Sketch of Søren Kierkegaard. Based on a sketch...

Sketch of Søren Kierkegaard. Based on a sketch by Niels Christian Kierkegaard (1806-1882). (Photo credit: Wikipedia)

There is a call for papers from Res Philosophica (formerly The Modern Schoolman). There is a also an essay contest with this that holds a $3000 prize. From the website:

Kierkegaard on Rationality

Guest EditorAntony Aumann (Northern Michigan University)

Deadline for Submission: April 1st, 2013

2013 marks the 200th anniversary of the birth of Søren Kierkegaard. In celebration, Res Philosophica(formerly The Modern Schoolman) will devote a special issue to his work on the general topic of reason and rationality. Coinciding with the issue, the journal will hold an essay competition. The winner will receive a $3,000 award and the winner’s article will be published in the special issue of the journal. Submissions to the special issue will be entered in the competition unless otherwise requested.
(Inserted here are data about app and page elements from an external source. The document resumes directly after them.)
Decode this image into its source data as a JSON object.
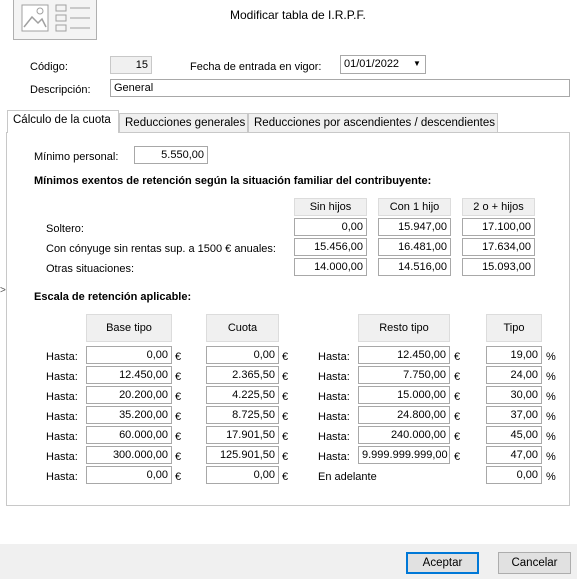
{
  "window": {
    "title": "Modificar tabla de I.R.P.F."
  },
  "header": {
    "codigo_label": "Código:",
    "codigo_value": "15",
    "fecha_label": "Fecha de entrada en vigor:",
    "fecha_value": "01/01/2022",
    "descripcion_label": "Descripción:",
    "descripcion_value": "General"
  },
  "tabs": [
    {
      "label": "Cálculo de la cuota",
      "active": true
    },
    {
      "label": "Reducciones generales",
      "active": false
    },
    {
      "label": "Reducciones por ascendientes / descendientes",
      "active": false
    }
  ],
  "minimo": {
    "label": "Mínimo personal:",
    "value": "5.550,00"
  },
  "exentos": {
    "title": "Mínimos exentos de retención según la situación familiar del contribuyente:",
    "columns": [
      "Sin hijos",
      "Con 1 hijo",
      "2 o + hijos"
    ],
    "rows": [
      {
        "label": "Soltero:",
        "values": [
          "0,00",
          "15.947,00",
          "17.100,00"
        ]
      },
      {
        "label": "Con cónyuge sin rentas sup. a 1500 € anuales:",
        "values": [
          "15.456,00",
          "16.481,00",
          "17.634,00"
        ]
      },
      {
        "label": "Otras situaciones:",
        "values": [
          "14.000,00",
          "14.516,00",
          "15.093,00"
        ]
      }
    ]
  },
  "escala": {
    "title": "Escala de retención aplicable:",
    "columns": [
      "Base tipo",
      "Cuota",
      "Resto tipo",
      "Tipo"
    ],
    "row_label": "Hasta:",
    "en_adelante": "En adelante",
    "euro": "€",
    "percent": "%",
    "rows": [
      {
        "base": "0,00",
        "cuota": "0,00",
        "resto": "12.450,00",
        "tipo": "19,00"
      },
      {
        "base": "12.450,00",
        "cuota": "2.365,50",
        "resto": "7.750,00",
        "tipo": "24,00"
      },
      {
        "base": "20.200,00",
        "cuota": "4.225,50",
        "resto": "15.000,00",
        "tipo": "30,00"
      },
      {
        "base": "35.200,00",
        "cuota": "8.725,50",
        "resto": "24.800,00",
        "tipo": "37,00"
      },
      {
        "base": "60.000,00",
        "cuota": "17.901,50",
        "resto": "240.000,00",
        "tipo": "45,00"
      },
      {
        "base": "300.000,00",
        "cuota": "125.901,50",
        "resto": "9.999.999.999,00",
        "tipo": "47,00"
      },
      {
        "base": "0,00",
        "cuota": "0,00",
        "resto": "",
        "tipo": "0,00"
      }
    ]
  },
  "buttons": {
    "accept": "Aceptar",
    "cancel": "Cancelar"
  },
  "icons": {
    "top_left": "form-image-icon",
    "left_edge": "chevron-right-icon",
    "dropdown": "chevron-down-icon"
  }
}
Six decades ago, a long-time member of the journal’s editorial board, James Collins, saw fit to close his groundbreaking monograph, The Mind of Kierkegaard, with words meant to clarify Kierkegaard’s views on reason and rationality. Collins’s laudable efforts notwithstanding, the issue remains as vexing today as it was then. We continue to encounter all manner of interpretations. Some paint Kierkegaard as a counter-Enlightenment thinker who opposed the use of reason in almost every area of life. Others maintain that he merely sought to demarcate the limits of what reason can accomplish. Still others urge that reason played a vital role in Kierkegaard’s thought and that he believed there are rational grounds for making ethical and religious commitments.

Part of the difficulty is that Kierkegaard often eschewed the typical genres of professional philosophers. He did not populate his texts with the sorts of systematic arguments we have come to expect from academic work. Moreover, he had scathing words for those who proceeded in this way. He even discouraged readers from “translating” his writings into a style of prose that fit the fashion. Thus, scholarly efforts to pin down Kierkegaard’s views on any subject face serious challenges, not the least of which is the potential irony of engaging in an un-Kierkegaardian enterprise.

It is therefore with some trepidation that we welcome submissions on the topic of Kierkegaard’s views on reason and rationality. We encourage papers that address the subject by analyzing Kierkegaard’s writings, bringing them into dialogue with the work of his contemporaries, or situating them within the context of recent philosophical developments. Issues of interest include but are not limited to Kierkegaard’s positions on the following:

    • the role of reason in moral motivation and moral development
    • the relationship between freedom and reason
    • the relationship between reason and passion or emotion
    • the place of reason in philosophical or theological writing and communication
    • the limits of human reason
    • skepticism
    • the rationality of religious belief
    • the “absurdity” of faith
    • the “absolute paradox” of the Incarnation
    • subjectivity and objectivity

All papers will be triple anonymous reviewed—in addition to the anonymity between author and referee, the author is anonymous to the editor as well—so please format your submission suitable for anonymous review.

We accept pdf and Microsoft Word documents. Submissions should be no more than 10,000 words in length, including footnotes. Papers may be submitted in any standard style, but authors of accepted papers will need to edit their papers according to the journal’s style, which follows The Chicago Manual of Style (16th edition). Style instructions are available as a pdf here.

Please use the online submission form for submitting your essay.